New Haven welcomed them all, and they in turn made incredible contributions to what became a rich, diverse, beautiful city.

So it was no small wonder that New Haven led the nation in extending a hand to immigrants in the 21st century as well. In 2007, former Mayor John DeStefano, with the near-unanimous support of the Board of Alders, led a trailblazing initiative that placed New Haven at the forefront of the “sanctuary city” movement — a term used to refer to cities that offer safe harbor to law-abiding undocumented workers.

What does it mean, practically, to be a sanctuary city? New Haven took the following simple steps:

First, former Mayor DeStefano issued an executive order to the New Haven Police Department, instructing officers to avoid inquiring about a person’s immigration status unless they had committed a crime. In other words, police could not and would not ask any victim, witness or informant about their immigration status. Furthermore, the executive order barred police from cooperating with the federal Immigration and Customs Enforcement agency, and forbade them from detaining any resident solely because they were undocumented. It was no longer a crime to be an undocumented worker in New Haven.

Second, Mayor DeStefano’s administration issued an Elm City Resident Card, or “Elm City ID”— a card available to all New Haveners, regardless of citizenship status. Banks would allow residents to open accounts with the card. It could be used to access city beaches and libraries, feed the parking meter or make a purchase at a downtown shop. On the first day the card was offered, lines at City Hall stretched around the block. Many Yale students signed up for an Elm City ID in solidarity.

So why have sanctuary cities at all? The first and most obvious answer is that we have a moral duty to welcome immigrants. The measure of a community is the compassion it shows to its most vulnerable residents.

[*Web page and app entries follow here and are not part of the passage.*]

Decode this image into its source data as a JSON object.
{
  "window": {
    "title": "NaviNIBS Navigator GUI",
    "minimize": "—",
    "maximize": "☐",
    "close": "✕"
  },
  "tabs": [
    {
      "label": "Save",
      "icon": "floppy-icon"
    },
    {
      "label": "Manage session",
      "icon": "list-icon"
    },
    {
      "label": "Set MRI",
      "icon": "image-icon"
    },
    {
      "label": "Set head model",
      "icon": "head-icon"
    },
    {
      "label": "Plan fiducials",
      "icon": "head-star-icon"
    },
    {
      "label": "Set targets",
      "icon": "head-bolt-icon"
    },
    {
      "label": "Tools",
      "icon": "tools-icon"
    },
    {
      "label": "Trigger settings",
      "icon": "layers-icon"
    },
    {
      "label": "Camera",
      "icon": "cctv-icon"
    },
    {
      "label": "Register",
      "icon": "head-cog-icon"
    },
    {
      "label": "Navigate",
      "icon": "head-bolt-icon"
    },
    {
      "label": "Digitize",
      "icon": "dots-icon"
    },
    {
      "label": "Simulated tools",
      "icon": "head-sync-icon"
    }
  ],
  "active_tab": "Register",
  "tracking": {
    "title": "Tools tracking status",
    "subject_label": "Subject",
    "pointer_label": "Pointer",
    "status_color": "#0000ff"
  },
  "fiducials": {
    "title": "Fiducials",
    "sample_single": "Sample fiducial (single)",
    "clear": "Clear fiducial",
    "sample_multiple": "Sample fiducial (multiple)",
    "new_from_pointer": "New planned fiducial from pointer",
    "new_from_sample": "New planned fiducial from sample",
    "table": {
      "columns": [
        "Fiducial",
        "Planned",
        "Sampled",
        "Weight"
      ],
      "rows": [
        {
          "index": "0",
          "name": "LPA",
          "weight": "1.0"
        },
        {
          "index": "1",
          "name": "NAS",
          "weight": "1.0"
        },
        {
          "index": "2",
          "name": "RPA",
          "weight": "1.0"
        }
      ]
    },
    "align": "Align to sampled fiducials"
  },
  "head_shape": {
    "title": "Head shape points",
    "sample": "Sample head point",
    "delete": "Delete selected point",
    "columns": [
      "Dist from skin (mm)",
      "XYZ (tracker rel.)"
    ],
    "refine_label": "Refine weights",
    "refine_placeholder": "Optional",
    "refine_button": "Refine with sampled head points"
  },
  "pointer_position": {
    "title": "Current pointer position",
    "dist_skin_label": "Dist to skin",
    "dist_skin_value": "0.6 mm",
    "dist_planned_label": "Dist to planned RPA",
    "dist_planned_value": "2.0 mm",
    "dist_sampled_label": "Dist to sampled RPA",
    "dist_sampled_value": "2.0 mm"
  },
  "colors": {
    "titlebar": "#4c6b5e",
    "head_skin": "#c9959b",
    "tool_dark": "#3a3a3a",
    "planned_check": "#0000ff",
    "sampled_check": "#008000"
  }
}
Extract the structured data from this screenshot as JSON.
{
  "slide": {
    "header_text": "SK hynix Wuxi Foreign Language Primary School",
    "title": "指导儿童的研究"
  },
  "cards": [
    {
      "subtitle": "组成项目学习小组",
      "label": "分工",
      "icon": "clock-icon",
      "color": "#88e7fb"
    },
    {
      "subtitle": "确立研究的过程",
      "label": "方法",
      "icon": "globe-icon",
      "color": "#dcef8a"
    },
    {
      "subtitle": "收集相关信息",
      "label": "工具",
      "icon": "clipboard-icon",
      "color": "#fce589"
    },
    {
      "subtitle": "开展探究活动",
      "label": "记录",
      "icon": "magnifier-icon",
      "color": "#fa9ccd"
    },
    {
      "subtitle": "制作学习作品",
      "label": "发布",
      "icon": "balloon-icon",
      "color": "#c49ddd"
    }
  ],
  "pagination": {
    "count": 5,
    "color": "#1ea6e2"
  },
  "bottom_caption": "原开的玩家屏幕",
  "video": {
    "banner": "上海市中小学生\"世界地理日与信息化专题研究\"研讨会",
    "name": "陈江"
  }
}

But there is another important reason why sanctuary cities adopt these policies: When immigrants are brought out of the shadows, all citizens are safer for it.

This might come as a shock to President-elect Trump, who continues to insist that undocumented workers are a major source of crime, an assertion that has absolutely no basis in fact. Undocumented workers aren’t a significant cause of crime in cities. Often, they are its victims. And if trust is built between immigrant communities and the police, they often help prevent it.

The Elm City ID card, for instance, was created as a response to a practical problem: Undocumented workers couldn’t open bank accounts and had to carry large amounts of cash on their person or stash it in their house. They were walking targets, and were very often victims of muggings and home invasions. After the Elm City ID card was instituted, robberies in neighborhoods with high immigrant populations plummeted.

The “don’t ask, don’t tell” immigration status policy of the New Haven Police also has an important effect. Undocumented workers in the Elm City know that they don’t have to fear the police, and are far more likely to report a crime or cooperate with an investigation. This helps police catch criminals and makes our city safer for everyone.

A Trump administration will likely threaten New Haven’s status as a sanctuary city by threatening to revoke federal funding for social services and schoolchildren, but the city is banding together and making clear that it won’t back down. Community groups like Junta for Progressive Action and Unidad Latina en Acción have held rallies defiantly speaking out against Trump’s immigration policy. After last week’s election, Alder Darryl Brackeen Jr. started an online petition defending New Haven’s sanctuary status, which gained over a thousand signatures in a matter of days.

If Trump wants to challenge New Haven’s status as a sanctuary for immigrants, he’ll be working against an organized community — and hundreds of years of proud tradition.

Fish Stark is a senior in Jonathan Edwards College. His column runs on alternate Tuesdays. Contact him at fortney.stark@yale.edu .